Rural schools need equity too.

Rural Schools Need Equity Too

I just got home from a convening with the rest of the Kentucky State Teacher Fellows, where we had some long, tough conversations on equity in our schools. We’re preparing for later this fall, when schools across the Bluegrass are going to witness a major data collection blast from education groups and teacher leaders. The reason is simple: Kentucky is…

In Rural Areas, Education Means More

What’s white and red and would have been worth thousands in the 18th century? Yep, a Coke can. As it turns out, pure aluminum used to be one of the most prized metals in the world. Aluminum was once so valuable, in fact, that the government of France used to display Fort Knox-style bars of aluminum next to the French…

‘Tough Kids’ Need Love Too

For twenty years I worked in traditional school settings — “normal” elementary and middle schools. Then it all changed. I was sent to work at our district’s alternative learning center. I had heard about the ALC. That’s where the “bad” kids were sent. The kids that bullied others. The kids that brought weapons to school. The kids that made bomb threats.…

Live From Rural Kentucky, It’s The Belief Gap!

Mass media has an unmistakable impact on our impressions of people and places. Take, for example, shows like Baywatch and 90210, which color our perceptions of Los Angeles. When I think of the City of Angels, I see endless sunshine, luxury, and Kardashian-esque mansions. When I think of The Big Apple, songs like Sinatra’s “New York, New York” and Alicia…

The Rural-Urban Divide: Responses To School Shootings Show Us Two Sides Of America

When then-candidate Barack Obama was still seeking the Democratic nomination back in 2008, one of his most notable gaffes of the primary campaign trail was an ill-worded assessment of blue-collar culture. Speaking to a wealthy fundraiser crowd, Obama suggested that rural residents of Pennsylvania were bitter, and that they were inclined to “cling to guns or religion” as a result…

Citing Low Performance and Student Abuse, Interim Commissioner Lewis Calls For JCPS Takeover

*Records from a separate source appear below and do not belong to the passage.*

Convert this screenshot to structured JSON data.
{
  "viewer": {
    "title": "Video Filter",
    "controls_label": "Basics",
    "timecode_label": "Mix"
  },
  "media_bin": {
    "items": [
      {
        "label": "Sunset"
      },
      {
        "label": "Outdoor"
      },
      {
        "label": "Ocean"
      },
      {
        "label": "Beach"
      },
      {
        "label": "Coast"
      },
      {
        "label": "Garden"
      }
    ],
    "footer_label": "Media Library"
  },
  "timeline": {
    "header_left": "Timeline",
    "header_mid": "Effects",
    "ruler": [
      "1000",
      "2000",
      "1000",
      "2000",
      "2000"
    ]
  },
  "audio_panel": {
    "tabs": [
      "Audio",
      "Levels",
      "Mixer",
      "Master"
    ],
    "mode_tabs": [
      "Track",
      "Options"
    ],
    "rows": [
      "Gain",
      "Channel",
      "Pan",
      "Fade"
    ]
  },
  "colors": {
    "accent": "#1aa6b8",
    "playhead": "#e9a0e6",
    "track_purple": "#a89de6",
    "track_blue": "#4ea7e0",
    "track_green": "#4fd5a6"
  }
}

Jefferson County Public Schools is facing a takeover. Referencing the low performance of several Louisville schools as well as abuses in student discipline, Interim Commissioner of Education Dr. Wayne Lewis stated on Monday that he will attempt to give control over the JCPS district to the state. JCPS is one of the nation’s largest school districts, and the largest in…

Rural Kids Need Better Schools Too

I didn’t really think much about rural representation until I first got involved in educational leadership. For the first time, I learned that there was an entire world of organizations, social media campaigns and professional-development sessions all dedicated to improving schools and closing achievement gaps in Kentucky. “Wow!” I thought. “How awesome to see so many educators who had dedicated…

We Can’t Keep Doing The Same Thing In Schools And Expect Better Results

“School reform” is such a misunderstood concept in the education world. That misunderstanding, of course, leads many people to dismiss useful improvements. But we need those changes, and quick, because nothing can so profoundly impact our children’s lives as much as receiving a good education. Any parent could agree with that. Sometimes, though, I worry that our attempts to make…

Want to Close Achievement Gaps? Know Why They Exist in the First Place

There’s a sad reality in our education system today: Some students just don’t do as well as others. I realize I’m not breaking news here, but the fact that there’s such a disparity between students from poor families and communities and students from solid middle-class families is bad for everyone. The fact that minority students historically fall far behind their…

What Teachers Can and Can’t Learn From ‘Hillbilly Elegy’ Author J.D. Vance

In his provocative memoir “Hillbilly Elegy: A Memoir of a Family and Culture in Crisis,” author J.D. Vance describes his childhood upbringing in Middletown, Ohio. Heavily influenced by his family’s Kentucky roots and their “hillbilly culture,” Vance uses his firsthand experiences with poverty to argue that these Appalachian, working-class values have ultimately impacted rural communities for the worse. That’s the…